Eric D. Miller has been nominated to a circuit judgeship on the Ninth Circuit Court of Appeals. Miller is a partner in the Seattle office of Perkins Coie, where he currently serves as the chair of the firm’s appellate practice. He once served as a law clerk to Supreme Court Justice Clarence Thomas.

Tessa M. Gorman, an assistant U.S. attorney in Seattle, has been nominated to serve as a district judge in the U.S. District Court. She is chief of the U.S. Attorney’s Office Criminal Division.

Kathleen M. O’Sullivan, a partner at Perkins Coie, was also nominated to serve as  a district judge for the Seattle-based federal court. She was previously nominated by former President Barack Obama in 2016 to the U.S. District Court bench.

Gorman and O’Sullivan were each nominated by a bipartisan Judicial Selection Committee. They would fill two positions in the U.S. District Court after judges Marsha Pechman, Robert Lasnik and James Robart announced they were moving to senior status positions.

The judicial-selection committee was put together by senators Maria Cantwell, D-Washington, and Patty Murray, D-Washington, and U.S. Rep. Dave Reichert, R-Washington.

Miller was not recommended by the committee, but would replace Judge Richard C. Tallman on the court of appeals. Tallman announced his senior status in March.

In an email, Bryan Watt, a spokesperson for Cantwell, wrote that “the senator did not and does not consent to Eric Miller’s nomination,” but did not elaborate.

Murray’s spokesperson, Eli Zupnick, wrote in an email that Murray appreciates that the administration chose to respect the recommendations of Gorman and O’Sullivan by Washington’s judicial selection process, but would need to review Miller’s record and qualifications before supporting his nomination.

Lasnik said in an interview that he is thrilled Gorman has been nominated to his seat.
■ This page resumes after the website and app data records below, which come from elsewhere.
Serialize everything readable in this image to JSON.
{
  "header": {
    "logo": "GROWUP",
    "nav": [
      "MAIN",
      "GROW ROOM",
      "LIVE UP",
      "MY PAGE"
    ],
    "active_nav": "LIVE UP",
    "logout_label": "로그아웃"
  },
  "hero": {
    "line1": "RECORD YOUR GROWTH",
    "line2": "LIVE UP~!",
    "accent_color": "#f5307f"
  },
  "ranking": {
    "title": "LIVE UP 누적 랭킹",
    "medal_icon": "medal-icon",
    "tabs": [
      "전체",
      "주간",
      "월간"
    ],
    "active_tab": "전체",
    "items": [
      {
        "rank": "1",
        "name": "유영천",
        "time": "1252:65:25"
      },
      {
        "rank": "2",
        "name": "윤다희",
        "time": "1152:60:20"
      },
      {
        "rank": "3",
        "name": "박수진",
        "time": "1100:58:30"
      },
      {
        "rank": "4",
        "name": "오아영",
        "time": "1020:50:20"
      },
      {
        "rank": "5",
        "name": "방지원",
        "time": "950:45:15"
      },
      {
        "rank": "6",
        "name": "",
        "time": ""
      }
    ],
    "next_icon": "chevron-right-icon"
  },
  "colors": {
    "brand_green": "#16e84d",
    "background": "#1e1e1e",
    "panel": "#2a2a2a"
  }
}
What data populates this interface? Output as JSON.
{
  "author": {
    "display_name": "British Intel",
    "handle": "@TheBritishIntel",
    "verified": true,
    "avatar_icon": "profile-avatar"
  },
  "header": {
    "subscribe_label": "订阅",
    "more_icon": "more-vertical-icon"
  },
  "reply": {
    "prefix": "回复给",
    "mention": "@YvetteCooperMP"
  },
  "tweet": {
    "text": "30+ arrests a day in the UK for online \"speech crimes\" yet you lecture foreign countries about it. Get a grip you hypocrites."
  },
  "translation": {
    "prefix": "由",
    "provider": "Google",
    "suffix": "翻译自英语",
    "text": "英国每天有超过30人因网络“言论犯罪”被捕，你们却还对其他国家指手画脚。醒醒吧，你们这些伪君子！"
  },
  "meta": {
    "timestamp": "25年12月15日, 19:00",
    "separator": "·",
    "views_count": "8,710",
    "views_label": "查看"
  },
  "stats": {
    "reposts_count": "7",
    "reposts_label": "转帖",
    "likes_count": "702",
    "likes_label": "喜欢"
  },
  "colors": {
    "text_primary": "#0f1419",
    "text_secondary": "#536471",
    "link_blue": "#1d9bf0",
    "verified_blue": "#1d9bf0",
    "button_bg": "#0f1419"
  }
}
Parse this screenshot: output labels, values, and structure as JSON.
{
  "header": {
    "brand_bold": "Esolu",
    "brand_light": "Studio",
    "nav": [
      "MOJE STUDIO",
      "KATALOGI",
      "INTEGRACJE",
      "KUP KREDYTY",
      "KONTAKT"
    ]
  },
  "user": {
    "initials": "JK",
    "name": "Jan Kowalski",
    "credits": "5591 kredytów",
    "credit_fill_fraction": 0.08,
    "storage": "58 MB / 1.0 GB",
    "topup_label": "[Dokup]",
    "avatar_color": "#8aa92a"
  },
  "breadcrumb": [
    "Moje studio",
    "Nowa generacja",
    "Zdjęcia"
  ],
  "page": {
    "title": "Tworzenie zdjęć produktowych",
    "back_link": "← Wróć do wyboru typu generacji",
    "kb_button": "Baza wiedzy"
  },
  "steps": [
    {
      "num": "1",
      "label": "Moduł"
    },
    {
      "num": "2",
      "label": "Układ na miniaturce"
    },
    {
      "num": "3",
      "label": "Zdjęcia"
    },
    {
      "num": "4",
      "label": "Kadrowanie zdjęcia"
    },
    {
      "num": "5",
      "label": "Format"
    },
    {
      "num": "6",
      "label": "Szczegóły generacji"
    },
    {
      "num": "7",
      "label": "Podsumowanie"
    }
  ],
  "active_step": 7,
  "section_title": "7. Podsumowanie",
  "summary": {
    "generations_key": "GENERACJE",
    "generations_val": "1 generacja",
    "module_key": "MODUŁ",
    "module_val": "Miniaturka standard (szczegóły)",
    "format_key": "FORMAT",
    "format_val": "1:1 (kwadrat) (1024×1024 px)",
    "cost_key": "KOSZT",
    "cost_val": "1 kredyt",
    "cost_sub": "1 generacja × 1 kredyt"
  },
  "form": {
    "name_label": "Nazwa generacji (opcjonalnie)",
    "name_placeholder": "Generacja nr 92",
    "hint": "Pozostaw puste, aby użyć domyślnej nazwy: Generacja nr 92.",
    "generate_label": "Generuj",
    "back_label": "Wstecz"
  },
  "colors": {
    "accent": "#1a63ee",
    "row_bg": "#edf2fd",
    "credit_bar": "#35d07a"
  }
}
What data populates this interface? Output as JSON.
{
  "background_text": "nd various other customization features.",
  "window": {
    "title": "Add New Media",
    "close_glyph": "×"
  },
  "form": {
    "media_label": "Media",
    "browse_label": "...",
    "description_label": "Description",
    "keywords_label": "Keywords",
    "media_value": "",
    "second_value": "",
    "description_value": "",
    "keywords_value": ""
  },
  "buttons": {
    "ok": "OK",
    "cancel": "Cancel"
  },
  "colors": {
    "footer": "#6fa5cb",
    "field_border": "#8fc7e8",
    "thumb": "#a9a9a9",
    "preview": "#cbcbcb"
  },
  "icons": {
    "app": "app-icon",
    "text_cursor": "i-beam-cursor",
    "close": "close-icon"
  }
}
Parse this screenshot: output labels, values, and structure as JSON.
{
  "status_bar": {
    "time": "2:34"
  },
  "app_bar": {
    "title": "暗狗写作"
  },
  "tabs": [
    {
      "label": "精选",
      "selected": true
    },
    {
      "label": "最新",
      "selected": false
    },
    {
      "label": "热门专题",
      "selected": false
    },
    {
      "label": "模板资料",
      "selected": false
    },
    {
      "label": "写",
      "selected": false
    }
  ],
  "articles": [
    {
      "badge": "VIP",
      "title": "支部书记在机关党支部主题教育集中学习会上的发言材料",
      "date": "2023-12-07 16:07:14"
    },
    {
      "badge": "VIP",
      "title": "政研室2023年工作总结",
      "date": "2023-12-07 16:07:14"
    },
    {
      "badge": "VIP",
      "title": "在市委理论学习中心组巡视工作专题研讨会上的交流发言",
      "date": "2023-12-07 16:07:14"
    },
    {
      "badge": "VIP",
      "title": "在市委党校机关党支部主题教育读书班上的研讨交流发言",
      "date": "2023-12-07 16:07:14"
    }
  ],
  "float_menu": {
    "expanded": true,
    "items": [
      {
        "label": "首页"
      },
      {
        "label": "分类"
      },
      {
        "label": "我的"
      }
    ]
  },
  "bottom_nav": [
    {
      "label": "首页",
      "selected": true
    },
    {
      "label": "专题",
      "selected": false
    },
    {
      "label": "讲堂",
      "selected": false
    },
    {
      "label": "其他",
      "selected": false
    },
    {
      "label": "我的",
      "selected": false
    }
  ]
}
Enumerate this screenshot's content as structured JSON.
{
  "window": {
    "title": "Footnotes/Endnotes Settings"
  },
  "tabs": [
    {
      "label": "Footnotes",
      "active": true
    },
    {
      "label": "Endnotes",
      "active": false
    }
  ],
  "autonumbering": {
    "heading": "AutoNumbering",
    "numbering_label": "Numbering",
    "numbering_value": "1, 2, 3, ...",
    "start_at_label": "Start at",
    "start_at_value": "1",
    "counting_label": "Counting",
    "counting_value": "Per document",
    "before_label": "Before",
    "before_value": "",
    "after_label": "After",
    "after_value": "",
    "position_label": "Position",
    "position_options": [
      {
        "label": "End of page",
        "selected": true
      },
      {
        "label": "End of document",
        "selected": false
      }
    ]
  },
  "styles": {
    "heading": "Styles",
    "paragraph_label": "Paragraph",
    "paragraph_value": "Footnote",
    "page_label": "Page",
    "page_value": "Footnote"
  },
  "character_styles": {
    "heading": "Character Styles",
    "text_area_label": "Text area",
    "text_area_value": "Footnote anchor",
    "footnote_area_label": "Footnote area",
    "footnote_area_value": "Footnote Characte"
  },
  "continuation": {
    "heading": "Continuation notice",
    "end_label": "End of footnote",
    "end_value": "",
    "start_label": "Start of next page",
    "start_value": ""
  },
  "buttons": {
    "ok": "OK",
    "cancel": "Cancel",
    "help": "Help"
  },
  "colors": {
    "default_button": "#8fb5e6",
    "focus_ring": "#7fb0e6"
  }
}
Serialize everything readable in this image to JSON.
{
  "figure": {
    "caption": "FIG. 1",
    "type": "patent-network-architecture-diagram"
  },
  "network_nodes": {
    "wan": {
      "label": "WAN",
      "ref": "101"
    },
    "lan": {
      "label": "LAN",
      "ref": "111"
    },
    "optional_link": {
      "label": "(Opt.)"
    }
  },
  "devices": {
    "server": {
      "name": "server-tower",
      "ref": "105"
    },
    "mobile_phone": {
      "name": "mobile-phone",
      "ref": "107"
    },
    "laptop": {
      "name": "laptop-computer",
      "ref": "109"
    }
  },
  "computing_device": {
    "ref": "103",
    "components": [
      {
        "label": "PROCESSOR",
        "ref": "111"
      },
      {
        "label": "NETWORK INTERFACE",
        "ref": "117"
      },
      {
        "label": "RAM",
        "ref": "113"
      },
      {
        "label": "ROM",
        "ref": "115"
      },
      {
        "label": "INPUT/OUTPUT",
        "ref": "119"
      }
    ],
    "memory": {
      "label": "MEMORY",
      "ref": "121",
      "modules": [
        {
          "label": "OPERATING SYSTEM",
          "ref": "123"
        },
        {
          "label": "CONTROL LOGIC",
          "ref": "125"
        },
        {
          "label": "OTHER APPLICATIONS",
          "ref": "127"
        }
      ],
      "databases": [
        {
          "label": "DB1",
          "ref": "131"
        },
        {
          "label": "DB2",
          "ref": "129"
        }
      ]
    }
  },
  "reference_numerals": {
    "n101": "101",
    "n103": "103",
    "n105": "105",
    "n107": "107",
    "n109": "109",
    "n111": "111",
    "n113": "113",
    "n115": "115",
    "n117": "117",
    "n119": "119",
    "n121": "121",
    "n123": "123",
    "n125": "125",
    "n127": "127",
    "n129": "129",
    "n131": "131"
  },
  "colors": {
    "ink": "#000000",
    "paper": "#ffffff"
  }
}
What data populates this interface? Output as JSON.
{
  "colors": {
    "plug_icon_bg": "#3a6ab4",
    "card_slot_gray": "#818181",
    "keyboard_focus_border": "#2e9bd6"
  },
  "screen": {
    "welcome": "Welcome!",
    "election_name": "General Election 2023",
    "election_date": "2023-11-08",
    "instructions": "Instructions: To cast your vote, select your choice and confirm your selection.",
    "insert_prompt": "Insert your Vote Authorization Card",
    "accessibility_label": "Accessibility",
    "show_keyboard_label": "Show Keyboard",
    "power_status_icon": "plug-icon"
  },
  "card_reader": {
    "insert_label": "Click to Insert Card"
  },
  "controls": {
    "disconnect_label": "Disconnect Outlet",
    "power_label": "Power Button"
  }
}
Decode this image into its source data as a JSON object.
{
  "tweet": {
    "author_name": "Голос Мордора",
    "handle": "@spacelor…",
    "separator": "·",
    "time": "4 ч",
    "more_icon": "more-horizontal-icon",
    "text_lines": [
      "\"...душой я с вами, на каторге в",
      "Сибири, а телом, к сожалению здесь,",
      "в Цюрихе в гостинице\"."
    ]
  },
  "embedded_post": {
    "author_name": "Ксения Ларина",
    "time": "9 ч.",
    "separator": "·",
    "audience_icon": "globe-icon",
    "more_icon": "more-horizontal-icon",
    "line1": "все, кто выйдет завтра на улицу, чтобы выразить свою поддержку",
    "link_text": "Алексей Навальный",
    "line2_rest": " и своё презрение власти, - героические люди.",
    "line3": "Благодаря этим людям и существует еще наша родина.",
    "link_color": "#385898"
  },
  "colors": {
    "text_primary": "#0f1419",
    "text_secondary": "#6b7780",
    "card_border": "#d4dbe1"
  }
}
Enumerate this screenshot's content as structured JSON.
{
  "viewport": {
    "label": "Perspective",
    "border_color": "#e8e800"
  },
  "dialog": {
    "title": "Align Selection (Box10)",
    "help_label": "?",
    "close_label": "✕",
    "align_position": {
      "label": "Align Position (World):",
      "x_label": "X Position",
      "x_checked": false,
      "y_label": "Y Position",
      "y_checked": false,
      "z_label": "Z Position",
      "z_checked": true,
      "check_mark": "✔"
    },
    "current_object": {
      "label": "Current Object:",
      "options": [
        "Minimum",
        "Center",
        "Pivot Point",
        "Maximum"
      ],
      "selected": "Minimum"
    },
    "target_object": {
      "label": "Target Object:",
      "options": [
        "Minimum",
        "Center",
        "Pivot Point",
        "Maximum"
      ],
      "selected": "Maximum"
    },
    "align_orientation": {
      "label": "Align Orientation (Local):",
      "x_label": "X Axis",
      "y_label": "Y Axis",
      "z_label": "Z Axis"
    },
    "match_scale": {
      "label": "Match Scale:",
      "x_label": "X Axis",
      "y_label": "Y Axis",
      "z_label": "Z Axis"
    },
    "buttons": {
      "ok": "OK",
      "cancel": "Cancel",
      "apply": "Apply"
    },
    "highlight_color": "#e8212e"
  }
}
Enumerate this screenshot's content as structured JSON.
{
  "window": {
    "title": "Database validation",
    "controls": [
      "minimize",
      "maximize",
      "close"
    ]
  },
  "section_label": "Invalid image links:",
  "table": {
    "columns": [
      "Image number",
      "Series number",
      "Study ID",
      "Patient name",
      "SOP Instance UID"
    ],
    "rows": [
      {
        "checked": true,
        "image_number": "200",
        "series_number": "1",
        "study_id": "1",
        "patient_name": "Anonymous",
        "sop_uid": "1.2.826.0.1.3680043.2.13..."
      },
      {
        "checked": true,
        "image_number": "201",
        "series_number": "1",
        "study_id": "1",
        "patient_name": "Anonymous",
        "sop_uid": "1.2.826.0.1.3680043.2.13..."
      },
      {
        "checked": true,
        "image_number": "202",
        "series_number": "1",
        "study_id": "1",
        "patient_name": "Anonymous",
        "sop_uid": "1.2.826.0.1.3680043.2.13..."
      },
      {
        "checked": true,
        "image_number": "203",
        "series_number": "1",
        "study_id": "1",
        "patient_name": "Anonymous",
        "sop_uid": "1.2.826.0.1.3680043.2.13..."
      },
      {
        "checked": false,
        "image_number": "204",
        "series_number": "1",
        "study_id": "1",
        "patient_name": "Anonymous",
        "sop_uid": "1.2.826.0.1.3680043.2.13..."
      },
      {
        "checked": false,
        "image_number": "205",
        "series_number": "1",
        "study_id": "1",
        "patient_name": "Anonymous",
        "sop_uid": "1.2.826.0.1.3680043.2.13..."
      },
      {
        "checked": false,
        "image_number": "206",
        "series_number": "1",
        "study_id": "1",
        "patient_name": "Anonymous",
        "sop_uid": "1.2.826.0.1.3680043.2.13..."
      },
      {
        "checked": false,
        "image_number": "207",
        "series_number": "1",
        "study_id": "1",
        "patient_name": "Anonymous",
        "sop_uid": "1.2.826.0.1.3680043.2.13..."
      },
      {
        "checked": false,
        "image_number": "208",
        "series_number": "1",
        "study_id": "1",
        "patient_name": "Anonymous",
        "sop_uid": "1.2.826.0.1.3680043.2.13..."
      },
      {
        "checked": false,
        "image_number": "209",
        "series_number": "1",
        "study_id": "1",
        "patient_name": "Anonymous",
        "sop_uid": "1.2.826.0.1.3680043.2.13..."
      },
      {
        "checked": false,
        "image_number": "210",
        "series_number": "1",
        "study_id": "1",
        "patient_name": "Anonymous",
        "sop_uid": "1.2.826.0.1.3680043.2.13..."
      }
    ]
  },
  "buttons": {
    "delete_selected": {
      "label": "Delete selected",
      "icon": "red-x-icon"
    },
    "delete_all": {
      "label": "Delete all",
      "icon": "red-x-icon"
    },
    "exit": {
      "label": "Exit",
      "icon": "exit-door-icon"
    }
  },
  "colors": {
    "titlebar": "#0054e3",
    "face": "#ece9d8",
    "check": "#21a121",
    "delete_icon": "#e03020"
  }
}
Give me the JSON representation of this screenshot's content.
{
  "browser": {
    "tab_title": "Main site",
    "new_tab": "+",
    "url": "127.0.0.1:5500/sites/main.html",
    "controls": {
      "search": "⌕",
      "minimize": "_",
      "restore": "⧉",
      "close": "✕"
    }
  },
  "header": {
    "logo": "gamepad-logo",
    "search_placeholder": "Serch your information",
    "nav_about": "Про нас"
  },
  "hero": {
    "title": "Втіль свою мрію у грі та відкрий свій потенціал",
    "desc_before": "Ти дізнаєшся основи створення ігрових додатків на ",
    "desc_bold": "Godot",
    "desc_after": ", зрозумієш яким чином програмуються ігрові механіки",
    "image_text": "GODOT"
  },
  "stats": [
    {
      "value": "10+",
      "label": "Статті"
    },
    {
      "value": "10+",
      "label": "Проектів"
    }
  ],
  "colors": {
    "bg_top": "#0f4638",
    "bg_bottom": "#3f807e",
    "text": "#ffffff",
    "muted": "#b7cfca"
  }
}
“I’ve seen her operate in the court room from when she was basically new all the way up to her promotion as the first woman to head the criminal division,” Lasnik said.

The nominees face confirmation before the U.S. Senate.